Any of these – plus, of course, the traditional username and password– can be used in combination to provide a variety of levels of security.
What’s more, verification at a distance – without the need for user input or even awareness – is already on the near horizon. “Their gait or voice patterns can be used forensically to match that individual,” Vanderhoof said. “If you’re watching someone type on a keyboard, the pressure on the keys can be measured. You can identify people from a distance or at an airport, where you may not be able to measure someone by a fingerprint biometric. If you’re actually touching something like a machine or keypad, you can measure the veins in their hands, by blood pressure and other physical characteristics that can be acquired against a known biometric.”
Integration is Critical
Whatever the identity verification mechanism an organization chooses, however, it takes skilled integrators to seamlessly meld the new technology with existing authentication and access control mechanisms.
“There are many different authentication mechanisms one could use,” said Rob Lentini, director for credentialing programs at systems integrator General Dynamics Information Technology (GDIT). “The challenge is making them work with the access control infrastructure that’s already in place. Few Agencies can afford to rip and replace their existing access control mechanism. But with careful engineering we can ensure that everything works robustly, reliably and at scale. That’s where many of the real challenges are.”
For all this, experts acknowledge that no method is flawless and any verification regime depends on the level of security and intrusiveness required. While consumer applications strive for ease of use and minimal intrusiveness, highly secure applications can require many layers of verification and deep intrusiveness – that is, highly personal unique information, such as a parent’s middle name, date of birth, home address and so forth.
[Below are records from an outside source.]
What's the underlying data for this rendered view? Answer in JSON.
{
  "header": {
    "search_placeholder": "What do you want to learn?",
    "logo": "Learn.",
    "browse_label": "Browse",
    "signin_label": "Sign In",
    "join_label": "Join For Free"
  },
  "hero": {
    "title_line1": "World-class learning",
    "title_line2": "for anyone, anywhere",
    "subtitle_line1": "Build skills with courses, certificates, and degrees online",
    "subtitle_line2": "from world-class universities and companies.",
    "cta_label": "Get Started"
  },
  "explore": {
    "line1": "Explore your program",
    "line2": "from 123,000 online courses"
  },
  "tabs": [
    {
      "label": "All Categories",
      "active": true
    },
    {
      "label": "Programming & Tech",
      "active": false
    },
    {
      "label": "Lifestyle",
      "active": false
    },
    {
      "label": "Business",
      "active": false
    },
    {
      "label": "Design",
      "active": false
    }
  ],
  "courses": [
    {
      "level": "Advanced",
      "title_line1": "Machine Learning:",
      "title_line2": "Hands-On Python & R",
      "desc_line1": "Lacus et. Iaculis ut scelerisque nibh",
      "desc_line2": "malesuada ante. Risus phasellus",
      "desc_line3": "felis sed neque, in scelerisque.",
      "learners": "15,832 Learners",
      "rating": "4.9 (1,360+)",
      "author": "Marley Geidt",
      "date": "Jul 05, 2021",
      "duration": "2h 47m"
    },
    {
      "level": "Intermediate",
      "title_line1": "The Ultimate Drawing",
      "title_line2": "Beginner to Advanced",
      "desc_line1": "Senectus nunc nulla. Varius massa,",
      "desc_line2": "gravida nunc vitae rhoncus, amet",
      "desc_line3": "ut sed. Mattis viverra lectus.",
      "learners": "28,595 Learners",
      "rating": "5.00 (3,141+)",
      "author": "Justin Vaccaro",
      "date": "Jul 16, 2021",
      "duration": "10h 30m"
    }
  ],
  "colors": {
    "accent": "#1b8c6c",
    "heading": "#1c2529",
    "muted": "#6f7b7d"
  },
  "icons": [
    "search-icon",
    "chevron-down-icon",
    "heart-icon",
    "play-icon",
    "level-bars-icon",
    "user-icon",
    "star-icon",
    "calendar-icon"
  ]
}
There is no doubt, however, that the need for verification will continue and the means of providing it will continue to be explored.
As Vanderhoof puts it: “It’s becoming increasingly important that we get identity correct and authentication improved because we’re seeing the results of what happens when the bad guys are able to exploit the weaknesses in our current system: malware that gets spread to business computers and consumers because people can’t identify a hacker’s e-mail from a legitimate e-mail or people being able to hack into business computer systems by injecting malware from third party service provider systems that aren’t even systems managed by their own company. These are examples of why it’s important that we get identity and authentication correct. It’s becoming more difficult to fight the criminal exploitation of our electronic systems without it.”